=== REQUIRED ACTION ===
Each entry is to be output precisely as it appears.
Segment Open
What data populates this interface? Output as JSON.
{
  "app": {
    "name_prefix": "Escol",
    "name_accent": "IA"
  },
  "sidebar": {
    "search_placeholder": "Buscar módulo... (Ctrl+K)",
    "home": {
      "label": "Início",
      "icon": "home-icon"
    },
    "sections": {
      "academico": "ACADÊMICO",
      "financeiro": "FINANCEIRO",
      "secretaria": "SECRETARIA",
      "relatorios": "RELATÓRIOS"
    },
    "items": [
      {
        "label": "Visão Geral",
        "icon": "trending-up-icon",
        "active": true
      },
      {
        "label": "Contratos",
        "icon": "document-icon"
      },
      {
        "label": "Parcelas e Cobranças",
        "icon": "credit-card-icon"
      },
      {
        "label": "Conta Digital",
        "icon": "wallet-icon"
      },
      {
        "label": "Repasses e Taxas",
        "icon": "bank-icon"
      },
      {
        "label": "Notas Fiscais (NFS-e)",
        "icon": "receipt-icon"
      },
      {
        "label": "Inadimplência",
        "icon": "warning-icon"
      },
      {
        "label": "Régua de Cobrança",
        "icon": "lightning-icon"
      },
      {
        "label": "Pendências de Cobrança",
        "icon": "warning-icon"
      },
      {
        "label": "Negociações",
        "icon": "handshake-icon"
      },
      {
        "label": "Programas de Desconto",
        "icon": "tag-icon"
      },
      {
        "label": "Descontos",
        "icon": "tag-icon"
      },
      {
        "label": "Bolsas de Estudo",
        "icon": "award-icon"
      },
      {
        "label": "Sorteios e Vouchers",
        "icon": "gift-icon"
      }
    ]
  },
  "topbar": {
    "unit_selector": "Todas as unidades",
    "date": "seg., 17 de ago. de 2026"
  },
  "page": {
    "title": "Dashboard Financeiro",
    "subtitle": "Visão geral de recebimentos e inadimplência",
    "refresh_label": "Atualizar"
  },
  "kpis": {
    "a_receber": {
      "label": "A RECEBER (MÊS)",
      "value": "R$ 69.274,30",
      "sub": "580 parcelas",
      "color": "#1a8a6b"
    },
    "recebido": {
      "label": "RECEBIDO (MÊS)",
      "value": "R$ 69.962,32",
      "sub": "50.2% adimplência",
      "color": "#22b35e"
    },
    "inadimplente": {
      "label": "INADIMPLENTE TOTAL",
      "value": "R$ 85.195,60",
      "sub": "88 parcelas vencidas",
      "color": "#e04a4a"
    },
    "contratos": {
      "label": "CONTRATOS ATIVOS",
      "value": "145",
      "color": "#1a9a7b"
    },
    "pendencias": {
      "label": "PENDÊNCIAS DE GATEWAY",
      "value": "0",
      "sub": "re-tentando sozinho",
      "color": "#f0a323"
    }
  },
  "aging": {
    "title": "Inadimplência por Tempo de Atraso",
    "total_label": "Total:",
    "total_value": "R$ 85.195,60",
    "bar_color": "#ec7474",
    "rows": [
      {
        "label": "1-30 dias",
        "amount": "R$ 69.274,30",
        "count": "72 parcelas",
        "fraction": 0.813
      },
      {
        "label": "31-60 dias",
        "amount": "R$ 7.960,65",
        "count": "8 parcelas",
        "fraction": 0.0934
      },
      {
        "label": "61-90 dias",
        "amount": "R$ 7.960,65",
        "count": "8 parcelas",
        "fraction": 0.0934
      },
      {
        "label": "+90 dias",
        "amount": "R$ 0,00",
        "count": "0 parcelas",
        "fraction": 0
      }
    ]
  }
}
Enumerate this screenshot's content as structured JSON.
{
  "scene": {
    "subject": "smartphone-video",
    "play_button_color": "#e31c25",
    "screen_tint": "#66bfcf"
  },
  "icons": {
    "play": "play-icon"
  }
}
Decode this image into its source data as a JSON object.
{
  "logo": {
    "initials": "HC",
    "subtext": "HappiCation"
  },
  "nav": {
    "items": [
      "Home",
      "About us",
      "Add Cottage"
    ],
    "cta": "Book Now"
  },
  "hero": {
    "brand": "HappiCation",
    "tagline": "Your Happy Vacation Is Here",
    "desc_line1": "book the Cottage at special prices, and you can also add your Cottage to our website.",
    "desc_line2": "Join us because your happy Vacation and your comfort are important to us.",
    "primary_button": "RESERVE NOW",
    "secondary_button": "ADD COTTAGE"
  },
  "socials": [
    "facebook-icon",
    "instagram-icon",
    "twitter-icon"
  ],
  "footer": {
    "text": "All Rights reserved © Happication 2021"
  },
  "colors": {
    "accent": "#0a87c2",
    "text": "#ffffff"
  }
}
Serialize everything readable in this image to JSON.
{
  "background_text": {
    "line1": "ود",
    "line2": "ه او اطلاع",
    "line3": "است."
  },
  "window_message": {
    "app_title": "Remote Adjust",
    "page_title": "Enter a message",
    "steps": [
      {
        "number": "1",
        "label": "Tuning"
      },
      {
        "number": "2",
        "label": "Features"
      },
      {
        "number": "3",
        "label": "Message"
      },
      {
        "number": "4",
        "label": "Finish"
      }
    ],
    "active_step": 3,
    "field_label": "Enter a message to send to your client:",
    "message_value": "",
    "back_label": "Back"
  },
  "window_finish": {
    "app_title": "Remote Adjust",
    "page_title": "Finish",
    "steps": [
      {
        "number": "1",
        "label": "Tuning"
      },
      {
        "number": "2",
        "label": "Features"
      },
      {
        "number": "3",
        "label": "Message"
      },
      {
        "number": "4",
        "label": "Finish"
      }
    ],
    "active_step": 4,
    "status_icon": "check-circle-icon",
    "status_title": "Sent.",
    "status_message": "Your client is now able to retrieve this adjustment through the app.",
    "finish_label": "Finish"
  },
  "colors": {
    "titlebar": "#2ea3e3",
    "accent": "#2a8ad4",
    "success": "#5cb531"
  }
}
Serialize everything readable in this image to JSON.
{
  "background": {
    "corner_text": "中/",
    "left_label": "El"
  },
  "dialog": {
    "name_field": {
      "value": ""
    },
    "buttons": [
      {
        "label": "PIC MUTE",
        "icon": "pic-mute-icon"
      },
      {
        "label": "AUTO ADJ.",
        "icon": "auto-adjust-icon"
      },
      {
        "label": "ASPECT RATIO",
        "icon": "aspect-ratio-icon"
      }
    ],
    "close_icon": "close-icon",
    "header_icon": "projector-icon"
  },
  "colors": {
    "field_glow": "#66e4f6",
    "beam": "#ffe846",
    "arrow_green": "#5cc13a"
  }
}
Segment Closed
=== RESPONSE TO THE TASK ===
What data populates this interface? Output as JSON.
{
  "app": {
    "name_prefix": "Escol",
    "name_accent": "IA"
  },
  "sidebar": {
    "search_placeholder": "Buscar módulo... (Ctrl+K)",
    "home": {
      "label": "Início",
      "icon": "home-icon"
    },
    "sections": {
      "academico": "ACADÊMICO",
      "financeiro": "FINANCEIRO",
      "secretaria": "SECRETARIA",
      "relatorios": "RELATÓRIOS"
    },
    "items": [
      {
        "label": "Visão Geral",
        "icon": "trending-up-icon",
        "active": true
      },
      {
        "label": "Contratos",
        "icon": "document-icon"
      },
      {
        "label": "Parcelas e Cobranças",
        "icon": "credit-card-icon"
      },
      {
        "label": "Conta Digital",
        "icon": "wallet-icon"
      },
      {
        "label": "Repasses e Taxas",
        "icon": "bank-icon"
      },
      {
        "label": "Notas Fiscais (NFS-e)",
        "icon": "receipt-icon"
      },
      {
        "label": "Inadimplência",
        "icon": "warning-icon"
      },
      {
        "label": "Régua de Cobrança",
        "icon": "lightning-icon"
      },
      {
        "label": "Pendências de Cobrança",
        "icon": "warning-icon"
      },
      {
        "label": "Negociações",
        "icon": "handshake-icon"
      },
      {
        "label": "Programas de Desconto",
        "icon": "tag-icon"
      },
      {
        "label": "Descontos",
        "icon": "tag-icon"
      },
      {
        "label": "Bolsas de Estudo",
        "icon": "award-icon"
      },
      {
        "label": "Sorteios e Vouchers",
        "icon": "gift-icon"
      }
    ]
  },
  "topbar": {
    "unit_selector": "Todas as unidades",
    "date": "seg., 17 de ago. de 2026"
  },
  "page": {
    "title": "Dashboard Financeiro",
    "subtitle": "Visão geral de recebimentos e inadimplência",
    "refresh_label": "Atualizar"
  },
  "kpis": {
    "a_receber": {
      "label": "A RECEBER (MÊS)",
      "value": "R$ 69.274,30",
      "sub": "580 parcelas",
      "color": "#1a8a6b"
    },
    "recebido": {
      "label": "RECEBIDO (MÊS)",
      "value": "R$ 69.962,32",
      "sub": "50.2% adimplência",
      "color": "#22b35e"
    },
    "inadimplente": {
      "label": "INADIMPLENTE TOTAL",
      "value": "R$ 85.195,60",
      "sub": "88 parcelas vencidas",
      "color": "#e04a4a"
    },
    "contratos": {
      "label": "CONTRATOS ATIVOS",
      "value": "145",
      "color": "#1a9a7b"
    },
    "pendencias": {
      "label": "PENDÊNCIAS DE GATEWAY",
      "value": "0",
      "sub": "re-tentando sozinho",
      "color": "#f0a323"
    }
  },
  "aging": {
    "title": "Inadimplência por Tempo de Atraso",
    "total_label": "Total:",
    "total_value": "R$ 85.195,60",
    "bar_color": "#ec7474",
    "rows": [
      {
        "label": "1-30 dias",
        "amount": "R$ 69.274,30",
        "count": "72 parcelas",
        "fraction": 0.813
      },
      {
        "label": "31-60 dias",
        "amount": "R$ 7.960,65",
        "count": "8 parcelas",
        "fraction": 0.0934
      },
      {
        "label": "61-90 dias",
        "amount": "R$ 7.960,65",
        "count": "8 parcelas",
        "fraction": 0.0934
      },
      {
        "label": "+90 dias",
        "amount": "R$ 0,00",
        "count": "0 parcelas",
        "fraction": 0
      }
    ]
  }
}
Enumerate this screenshot's content as structured JSON.
{
  "scene": {
    "subject": "smartphone-video",
    "play_button_color": "#e31c25",
    "screen_tint": "#66bfcf"
  },
  "icons": {
    "play": "play-icon"
  }
}
Decode this image into its source data as a JSON object.
{
  "logo": {
    "initials": "HC",
    "subtext": "HappiCation"
  },
  "nav": {
    "items": [
      "Home",
      "About us",
      "Add Cottage"
    ],
    "cta": "Book Now"
  },
  "hero": {
    "brand": "HappiCation",
    "tagline": "Your Happy Vacation Is Here",
    "desc_line1": "book the Cottage at special prices, and you can also add your Cottage to our website.",
    "desc_line2": "Join us because your happy Vacation and your comfort are important to us.",
    "primary_button": "RESERVE NOW",
    "secondary_button": "ADD COTTAGE"
  },
  "socials": [
    "facebook-icon",
    "instagram-icon",
    "twitter-icon"
  ],
  "footer": {
    "text": "All Rights reserved © Happication 2021"
  },
  "colors": {
    "accent": "#0a87c2",
    "text": "#ffffff"
  }
}
Serialize everything readable in this image to JSON.
{
  "background_text": {
    "line1": "ود",
    "line2": "ه او اطلاع",
    "line3": "است."
  },
  "window_message": {
    "app_title": "Remote Adjust",
    "page_title": "Enter a message",
    "steps": [
      {
        "number": "1",
        "label": "Tuning"
      },
      {
        "number": "2",
        "label": "Features"
      },
      {
        "number": "3",
        "label": "Message"
      },
      {
        "number": "4",
        "label": "Finish"
      }
    ],
    "active_step": 3,
    "field_label": "Enter a message to send to your client:",
    "message_value": "",
    "back_label": "Back"
  },
  "window_finish": {
    "app_title": "Remote Adjust",
    "page_title": "Finish",
    "steps": [
      {
        "number": "1",
        "label": "Tuning"
      },
      {
        "number": "2",
        "label": "Features"
      },
      {
        "number": "3",
        "label": "Message"
      },
      {
        "number": "4",
        "label": "Finish"
      }
    ],
    "active_step": 4,
    "status_icon": "check-circle-icon",
    "status_title": "Sent.",
    "status_message": "Your client is now able to retrieve this adjustment through the app.",
    "finish_label": "Finish"
  },
  "colors": {
    "titlebar": "#2ea3e3",
    "accent": "#2a8ad4",
    "success": "#5cb531"
  }
}
Serialize everything readable in this image to JSON.
{
  "background": {
    "corner_text": "中/",
    "left_label": "El"
  },
  "dialog": {
    "name_field": {
      "value": ""
    },
    "buttons": [
      {
        "label": "PIC MUTE",
        "icon": "pic-mute-icon"
      },
      {
        "label": "AUTO ADJ.",
        "icon": "auto-adjust-icon"
      },
      {
        "label": "ASPECT RATIO",
        "icon": "aspect-ratio-icon"
      }
    ],
    "close_icon": "close-icon",
    "header_icon": "projector-icon"
  },
  "colors": {
    "field_glow": "#66e4f6",
    "beam": "#ffe846",
    "arrow_green": "#5cc13a"
  }
}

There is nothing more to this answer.